Archive | Center for Cartoon Studies RSS feed for this section

I guess winter’s really here.

6 Dec

I woke up this morning to big fat snowflakes pouring out of the sky.

coooooold

The flakes were big enough to look fake (although maybe that’s the California girl in me talking), like maybe someone was shooting a Christmas special outside. “Welcome to the land of freezing your important bits off,” they seemed to say to me. Wintertime in Vermont is a harsh mistress…but I have to admit that she’s quite the looker.

Anyway, enough waxing poetic–Bad Poetry Day isn’t for another several months! I wanted to thank you guys for all of the feedback you gave me on the update-schedule front. It’s really interesting for me to see what you guys prefer when it comes to updates and content, so please feel free to let me know what you’re thinking even if I don’t have a poll or anything.
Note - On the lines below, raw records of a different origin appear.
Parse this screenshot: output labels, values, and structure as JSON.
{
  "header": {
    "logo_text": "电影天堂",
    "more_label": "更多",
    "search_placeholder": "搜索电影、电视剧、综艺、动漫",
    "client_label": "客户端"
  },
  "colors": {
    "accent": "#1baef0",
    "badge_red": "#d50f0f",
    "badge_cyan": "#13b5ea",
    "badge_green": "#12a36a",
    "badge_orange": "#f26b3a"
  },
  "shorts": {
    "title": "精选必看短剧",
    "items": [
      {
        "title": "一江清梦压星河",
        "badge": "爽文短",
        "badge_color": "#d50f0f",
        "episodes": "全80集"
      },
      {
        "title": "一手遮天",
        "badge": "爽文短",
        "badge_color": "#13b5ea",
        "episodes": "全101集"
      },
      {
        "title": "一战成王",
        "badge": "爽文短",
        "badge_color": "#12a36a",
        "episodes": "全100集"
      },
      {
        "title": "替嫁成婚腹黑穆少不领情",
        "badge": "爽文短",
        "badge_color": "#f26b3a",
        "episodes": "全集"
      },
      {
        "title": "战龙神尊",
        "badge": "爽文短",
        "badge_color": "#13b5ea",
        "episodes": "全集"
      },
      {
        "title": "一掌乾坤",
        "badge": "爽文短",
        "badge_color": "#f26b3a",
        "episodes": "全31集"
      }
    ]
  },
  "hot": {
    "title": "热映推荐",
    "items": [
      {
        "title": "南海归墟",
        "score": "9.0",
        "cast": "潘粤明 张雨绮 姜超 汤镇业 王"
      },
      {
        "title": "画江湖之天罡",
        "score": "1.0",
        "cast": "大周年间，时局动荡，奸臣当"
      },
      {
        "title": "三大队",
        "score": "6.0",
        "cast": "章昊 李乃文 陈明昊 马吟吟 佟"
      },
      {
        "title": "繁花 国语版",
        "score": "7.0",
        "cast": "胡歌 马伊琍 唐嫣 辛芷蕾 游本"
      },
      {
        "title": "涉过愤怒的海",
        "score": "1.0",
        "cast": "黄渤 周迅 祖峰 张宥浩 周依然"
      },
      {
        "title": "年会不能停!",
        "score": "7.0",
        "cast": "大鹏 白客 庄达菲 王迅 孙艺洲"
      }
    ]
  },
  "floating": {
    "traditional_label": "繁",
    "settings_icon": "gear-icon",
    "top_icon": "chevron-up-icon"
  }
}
On that note, though, I suppose I should get to the actual content of this post! Here are some more 10-minute doodles of the members of the class of 2011:

Lawrence Lee Derks III

Lawrence Derks is working on several new installments of The Grim Bard, his mini-thesis from last year about a bard who is given some of the Grim Reaper’s power to take souls. (He did, in fact, present in rhyme.)

Jon FineJon Fine is reworking and continuing Studio Lafitte, his mini-thesis from last year that focuses on the life and work of a French painter in the 1920s.

Max MoseMax Mose‘s thesis is comprised of several parts, including an animal encyclopedia, a maritime horror story, and several one-shot humor pieces.

Okay, that’s all for this week. Check back on Wednesday for the next three portraits! :)

Advertisements

Rapid-fire portraits, an apology, and a poll!

3 Dec

It’s like a grab bag of fun! Or of things that can pass for content. Your pick!

Anyway, sorry about missing Wednesday’s update. Things were a little hectic here while I was getting ready for my presentation. I didn’t sleep very much, but the bright side is that I’m pretty happy with how my poster turned out (as mentioned in my previous post), and I think that my presentation also went well. I don’t have a lot of occasion to dress up in a suit jacket and look fancy, so I went all out for this. (Please note: “all out” for me = business jacket, button-up shirt, nice jeans, heels, and makeup. Nothing too intense.) I also did little visiting artist sketches of everyone during their talks. It was difficult, since presentations were only six to eight minutes long, but I feel like I did pretty well. I think that doing visiting artist sketches every week has been really beneficial–if I hadn’t been doing them for a semester, I don’t think I’d be able to get a good likeness at all (especially not in under ten minutes). So, without further ado, three members of the CCS class of 2011:

Nomi KaneNomi Kane‘s thesis project is a book called Sugarbaby, a series of vignettes about her family tied together by discussions of her childhood diagnosis with diabetes.

Josh KramerJosh Kramer is doing several journalistic comics about apples and ski jumping, for starters, and is starting his own comics-reporting journal called The Cartoon Picayune.

Carl AntonowiczCanto is continuing his western, The Tentacle Kid, and a comic about capitalism called The Yoke and Crown.

I have a lot more of these, but I don’t want to post too many pictures at once here. I’ve got about eight more from this week (and will have the rest of them tomorrow), and I could use some reader feedback on how to post them. I could either continue with my normal update schedule and post two or three drawings every Monday, Wednesday, and Friday…OR I could change things up and post one drawing a day, every day, until I run out (at which point I would resume my normal MWF schedule again). What do you guys think?

Thanks in advance for your help, guys! :)

%d bloggers like this: